What If I Do Need a Man to Make Me Whole?
And what if I think that’s just fine?
I’m a strong woman. I am fiercely independent. I am going on vacation by myself tomorrow. I built my own patio furniture. I can change the headlights on my car.
By all outward appearances, I am embodying the feminist ideal of not needing a man for a god damned thing.
Still, there is something missing.
The single woman mantra has become “I am whole on my own.” I can say, I’m not. The reason I need a man to make me whole is that one of the things I value so incredibly highly: romantic love. It is life blood for me. I want it and I need it. I’m not ashamed of it.
I don’t understand the shame that lies in saying that. Love is an unbelievable gift and knowing that you need someone to give that to you is not a weakness. It’s a self actualization.
I have spent the last year of my life in full examination of who I am and consciously trying to build a life that makes me happy. I am, at times, absolutely shocked with how far I’ve come and how much effort it has taken to get here. I have created beauty in my life and cleared away what did not need to be there. Cut, discard, mend, sew.
Romantic love is missing from my life right now. I’m okay with this. That may sound contradictory to everything you’ve read so far and you may not even believe me. But, it’s true. Not having romantic love is fine right now. Because I’m fine. I love my life and I have a solid appreciation for and knowledge of who I am. I’m pretty cool.
That said, there is only one thing that is going to change that feeling that there is just something missing. Something I’m reaching for.
Something not quite right. Something leaning in a direction I don’t want it to.
Romantic love is not the end all, be all. There may be other things I want and need that may keep me from feeling totally whole. Working to find love is no different to me than working to find financial freedom or the perfect job.
This want is not something I feel is dictated to me by society. I feel no pressure to have it. I don’t feel like I should be made to feel like lesser of a person because I don’t have it. It’s absence should not carry any more judgment that the desire for it.
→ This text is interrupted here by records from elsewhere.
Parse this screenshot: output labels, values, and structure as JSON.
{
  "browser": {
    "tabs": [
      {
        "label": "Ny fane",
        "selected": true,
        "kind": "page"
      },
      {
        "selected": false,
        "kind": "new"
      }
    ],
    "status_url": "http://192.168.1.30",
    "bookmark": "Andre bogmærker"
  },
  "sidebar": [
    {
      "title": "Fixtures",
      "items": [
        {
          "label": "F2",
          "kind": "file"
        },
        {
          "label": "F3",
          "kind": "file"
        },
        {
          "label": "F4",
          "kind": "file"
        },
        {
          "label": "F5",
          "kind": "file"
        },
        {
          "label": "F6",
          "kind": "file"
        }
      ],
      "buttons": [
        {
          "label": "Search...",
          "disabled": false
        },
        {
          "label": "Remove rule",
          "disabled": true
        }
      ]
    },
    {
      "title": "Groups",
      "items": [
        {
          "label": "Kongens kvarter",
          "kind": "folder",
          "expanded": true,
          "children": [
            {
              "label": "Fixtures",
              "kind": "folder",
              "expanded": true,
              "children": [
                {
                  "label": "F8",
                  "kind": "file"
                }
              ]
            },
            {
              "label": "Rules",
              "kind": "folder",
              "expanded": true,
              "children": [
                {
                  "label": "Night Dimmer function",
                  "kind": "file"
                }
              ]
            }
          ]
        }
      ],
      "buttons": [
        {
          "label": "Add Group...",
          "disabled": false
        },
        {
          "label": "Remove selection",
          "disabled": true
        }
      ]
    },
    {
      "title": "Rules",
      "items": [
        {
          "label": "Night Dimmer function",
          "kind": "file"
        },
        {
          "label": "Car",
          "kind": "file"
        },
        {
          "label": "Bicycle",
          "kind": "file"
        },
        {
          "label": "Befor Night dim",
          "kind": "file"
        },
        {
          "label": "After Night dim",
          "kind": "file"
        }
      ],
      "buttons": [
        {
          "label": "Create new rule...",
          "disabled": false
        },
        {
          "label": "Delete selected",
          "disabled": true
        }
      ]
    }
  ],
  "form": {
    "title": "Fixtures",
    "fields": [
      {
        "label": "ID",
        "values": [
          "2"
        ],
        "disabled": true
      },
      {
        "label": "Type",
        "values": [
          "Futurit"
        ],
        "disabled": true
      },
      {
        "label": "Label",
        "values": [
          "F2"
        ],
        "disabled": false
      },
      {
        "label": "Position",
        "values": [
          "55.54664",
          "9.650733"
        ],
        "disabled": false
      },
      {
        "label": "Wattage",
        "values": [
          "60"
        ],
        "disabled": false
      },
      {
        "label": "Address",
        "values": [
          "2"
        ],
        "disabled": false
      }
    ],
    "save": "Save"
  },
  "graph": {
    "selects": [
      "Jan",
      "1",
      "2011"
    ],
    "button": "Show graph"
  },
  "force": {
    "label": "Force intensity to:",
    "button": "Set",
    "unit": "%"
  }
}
This does not come with a prescribed notion of what that looks like. It doesn’t mean getting married or having to have a man in my house or be showered with gifts. It doesn’t need to be forever.
It’s seeing a beautiful, wonderful old couple walking down the street holding hands and saying to myself, “That. I want that.”
For me, there is a strength and courage in recognizing a core value and settling into it. I can say the same thing for people who can live without it in the same manner that I can understand, respect and appreciate someone’s desire to never have kids. You do what is right for you. You seek what you want. I’ll seek what I want.
This world carries enough conflicts as it is. How you feel about wanting love shouldn’t be one of them.